▸ TASK DESCRIPTION
What follows is data; output all of it exactly as given.

▸ TASK INPUTS
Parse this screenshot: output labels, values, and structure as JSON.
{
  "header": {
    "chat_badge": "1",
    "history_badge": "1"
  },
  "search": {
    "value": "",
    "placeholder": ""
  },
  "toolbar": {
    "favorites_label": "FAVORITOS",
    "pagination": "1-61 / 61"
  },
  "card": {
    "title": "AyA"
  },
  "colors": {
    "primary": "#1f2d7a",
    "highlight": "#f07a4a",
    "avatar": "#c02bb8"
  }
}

▸ EXERCISE OUTPUT
Parse this screenshot: output labels, values, and structure as JSON.
{
  "header": {
    "chat_badge": "1",
    "history_badge": "1"
  },
  "search": {
    "value": "",
    "placeholder": ""
  },
  "toolbar": {
    "favorites_label": "FAVORITOS",
    "pagination": "1-61 / 61"
  },
  "card": {
    "title": "AyA"
  },
  "colors": {
    "primary": "#1f2d7a",
    "highlight": "#f07a4a",
    "avatar": "#c02bb8"
  }
}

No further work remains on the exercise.